Team sizes vary depending on the workload, development cadence, and progress of a project. In general it is best to push for smaller teams to keep communication clear and cohesion high. Most likely, you are struggling with a small budget and need to carefully spend every penny while trying to balance the need to have a high impact dedicated team. Key concepts to maintaining positive dynamics for your team include building high quality software at all times, establishing workload predictability, and most notably, right sizing your team to keep them as productive as possible.
Product market fit for a digital product is the king. Nothing else matters for someone building a SAAS platform. Before development takes place, it is critical that a team validate a product idea. Using the Sprint Guide, a team of 2 designers should be able to conduct a design sprint and deliver a web-based clickable wireframes that have been reviewed and validated by customers. The final clickable wireframes should be modified based on helpful feedback from customers. Example output is here: https://invis.io/3WXD1GERVAM
1 PM (20 hours) – Ensures that the team is following the process and moving along. Removes roadblocks from a team if there is a problem.
1.5 Designers (60 hours) Usually a team work together on and off throughout the week to conduct research, interviews, and mockups, and validation.
Total = 80 hours over a week
High Fidelity Clickable Prototype
Only after product market fit is determined with a success design sprint or series of design sprints, should this option be considered. A high fidelity clickable prototype should be used only when you are trying to raise a seed round for a high end product or if you are pre-selling your platform idea. Otherwise, it can become expensive if you have a limited budget. If you are going to build an MVP based on a product market fit, this step is not necessary. Example is here: https://invis.io/39U10DLVNWX
1 Designer (40 hours) Usually a team work together on and off throughout the week to review similar product looks and feels as well as branding
Total = 40 hours over a week
Minimum Viable Product (MVP)
After a design sprint it, our recommendation is to build an unproven concept with a small and flexible team. A proven concept is best served with a steady workforce. Hours are per 2 week sprint.
- 1 Deliver Manager / Product Owner – Expectations are that the Stakeholders will be heavily participating during the MVP process. Additionally, the delivery manager should be comfortable developing wireframes to communicate with the team. 80 hours.

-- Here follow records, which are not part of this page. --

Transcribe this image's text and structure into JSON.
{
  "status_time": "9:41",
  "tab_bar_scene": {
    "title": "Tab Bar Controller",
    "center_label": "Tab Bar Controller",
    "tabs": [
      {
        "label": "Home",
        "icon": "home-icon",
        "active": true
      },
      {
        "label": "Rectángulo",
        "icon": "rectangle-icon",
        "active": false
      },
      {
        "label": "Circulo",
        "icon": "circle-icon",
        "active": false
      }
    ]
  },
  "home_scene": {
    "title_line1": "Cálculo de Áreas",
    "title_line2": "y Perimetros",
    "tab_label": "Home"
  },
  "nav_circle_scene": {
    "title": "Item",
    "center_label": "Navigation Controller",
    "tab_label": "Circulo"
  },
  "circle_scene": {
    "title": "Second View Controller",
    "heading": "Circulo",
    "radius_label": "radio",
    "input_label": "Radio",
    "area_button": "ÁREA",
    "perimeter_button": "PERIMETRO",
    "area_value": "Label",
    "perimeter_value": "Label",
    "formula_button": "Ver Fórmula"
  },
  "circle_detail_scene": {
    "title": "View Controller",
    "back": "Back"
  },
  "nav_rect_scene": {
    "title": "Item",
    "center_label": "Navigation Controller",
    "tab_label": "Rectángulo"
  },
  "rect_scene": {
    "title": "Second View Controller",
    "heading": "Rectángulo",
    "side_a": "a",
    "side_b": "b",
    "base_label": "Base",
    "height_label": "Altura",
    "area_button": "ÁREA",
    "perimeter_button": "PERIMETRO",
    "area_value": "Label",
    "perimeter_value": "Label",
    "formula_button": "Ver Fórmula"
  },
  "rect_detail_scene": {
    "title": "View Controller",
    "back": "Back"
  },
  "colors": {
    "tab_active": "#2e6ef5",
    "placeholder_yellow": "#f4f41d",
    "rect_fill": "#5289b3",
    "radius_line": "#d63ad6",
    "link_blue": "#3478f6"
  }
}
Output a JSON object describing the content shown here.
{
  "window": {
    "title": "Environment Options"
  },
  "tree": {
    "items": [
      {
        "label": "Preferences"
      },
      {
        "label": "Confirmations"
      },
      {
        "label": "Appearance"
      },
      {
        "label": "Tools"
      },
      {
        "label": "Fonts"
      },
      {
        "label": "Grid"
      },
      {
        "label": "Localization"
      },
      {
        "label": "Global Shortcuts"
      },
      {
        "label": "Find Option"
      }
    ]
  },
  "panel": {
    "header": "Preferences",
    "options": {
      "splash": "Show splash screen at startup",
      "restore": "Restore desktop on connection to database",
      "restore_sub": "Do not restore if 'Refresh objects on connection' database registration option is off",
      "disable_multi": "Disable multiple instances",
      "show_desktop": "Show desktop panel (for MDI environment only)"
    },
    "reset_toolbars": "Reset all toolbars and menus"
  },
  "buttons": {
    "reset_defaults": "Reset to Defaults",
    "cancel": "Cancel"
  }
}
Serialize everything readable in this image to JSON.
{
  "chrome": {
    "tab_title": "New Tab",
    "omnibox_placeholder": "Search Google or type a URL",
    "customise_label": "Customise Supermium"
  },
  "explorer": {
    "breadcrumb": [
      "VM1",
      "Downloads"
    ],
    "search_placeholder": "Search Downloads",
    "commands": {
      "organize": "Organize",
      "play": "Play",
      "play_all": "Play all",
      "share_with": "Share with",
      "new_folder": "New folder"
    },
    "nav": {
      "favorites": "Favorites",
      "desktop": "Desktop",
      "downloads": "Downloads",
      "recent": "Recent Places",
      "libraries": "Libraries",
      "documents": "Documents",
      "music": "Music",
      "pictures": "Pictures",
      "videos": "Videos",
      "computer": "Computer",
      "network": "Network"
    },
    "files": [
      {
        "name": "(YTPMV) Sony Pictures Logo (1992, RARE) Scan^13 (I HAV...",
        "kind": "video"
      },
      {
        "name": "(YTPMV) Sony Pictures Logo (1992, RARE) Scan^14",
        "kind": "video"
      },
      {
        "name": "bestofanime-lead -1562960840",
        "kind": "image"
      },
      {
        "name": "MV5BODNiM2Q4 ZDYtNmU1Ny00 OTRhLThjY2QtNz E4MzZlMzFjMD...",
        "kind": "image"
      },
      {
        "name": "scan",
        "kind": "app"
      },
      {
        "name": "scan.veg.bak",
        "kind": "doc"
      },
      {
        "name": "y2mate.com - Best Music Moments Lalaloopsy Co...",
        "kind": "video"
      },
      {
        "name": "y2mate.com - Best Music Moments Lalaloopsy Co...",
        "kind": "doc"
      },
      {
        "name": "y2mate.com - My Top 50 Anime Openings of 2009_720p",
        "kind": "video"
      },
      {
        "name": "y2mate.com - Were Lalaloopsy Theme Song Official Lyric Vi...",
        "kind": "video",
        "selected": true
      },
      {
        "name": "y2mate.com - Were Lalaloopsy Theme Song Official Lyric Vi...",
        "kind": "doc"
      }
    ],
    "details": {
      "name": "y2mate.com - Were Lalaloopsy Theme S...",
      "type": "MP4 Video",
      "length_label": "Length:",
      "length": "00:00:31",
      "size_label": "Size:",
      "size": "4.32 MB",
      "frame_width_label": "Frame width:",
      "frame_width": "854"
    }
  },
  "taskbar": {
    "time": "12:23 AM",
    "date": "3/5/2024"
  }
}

- 1 Lead Backend Engineer – full time for MVP build. This engineer will rapidly move the application into working order. 80 hours
- 1 UI Developer – Initially, the demand application implementation will be large. 80 hours
- Design Work – This work should be limited in the MVP stage. We typically recommend that the UI designer design 5 important screens. What are those screens? 30 hours
- 3 key screens to depict the most important workflow.
- Tester-Minimal. Team does some bug testing. Major bugs will be resolved Minor ones are prioritized.
- Mobile too? Add 80 hours starting on sprint 4
Total = 280 hours per sprint
Most MVPs can be developed in 7 sprints x 280 = 1,960 hours
With Mobile = 1960 hours + (80 hours x 4) = 2,280 hours
Post MVP Team – Launch Prep
The team has built and shown the MVP. People are very interested in the product and the feedback is great. Funding has increased and the team has a next step of experiments planned. If the MVP doesn’t generate the proper response, then continue with a minimal team or pivot as needed.
- 1 Delivery Manager / Product Owner
- 1.5 Lead Engineer full time for continued platform development. A part time engineer will increase your bus factor and make your engineer more productive. There are social benefits for the team as well as technical.
- 1 UI Developer. Full time developer will be able to polish more features and design work.
- ½ Designer. Work with some on demand / crowdsourcing. Design work will require more resources. Having someone in house to do this work will be helpful, but having access to crowdsourcing is still critical for this.
- ½ Tester – You will want some dedicated resources to test the application. Without it, the team will be burned out quickly and bugs will be present in the system.
Total = 360 hours per sprint
- Better, but still low.
Successful Launch Team
The team is opening the application to the public after honing their product. Revenue is paying for not only development, but the other business functions. Seed rounds are being evaluated and high end investors courted. Team size is still kept low to keep communication high, but large enough to allow for increased workload.
1 Project Product Owner
2 Lead Engineer full time
1.5 UI Developer
1 Design Work with some on demand / crowdsourcing
Total = 560 hours per sprint
There are times that it becomes necessary to Re-Platform a software application, which means porting it over from an older framework like Delphi to something modern, like NextJS. Typically, the product has revenue, a team in place, and a sales pipeline. The funding from this effort is organic, but it usually requires a fresh set of eyes and will most likely need some redesign to help with it’s modern look and feel. Depending on how large the application is and how well it is written, you can form your team. If the application is relatively small and straight forward, then you can essentially get away from an MVP type style team.
1 Project Product Owner
- 1 Tester
1.5 to 2 Backend Engineer (with modern and older framework experience)
1 UI Developer
2 Design Sprints in Total
Total = ~400 hours per sprint for 7 sprints = ~2,960 hours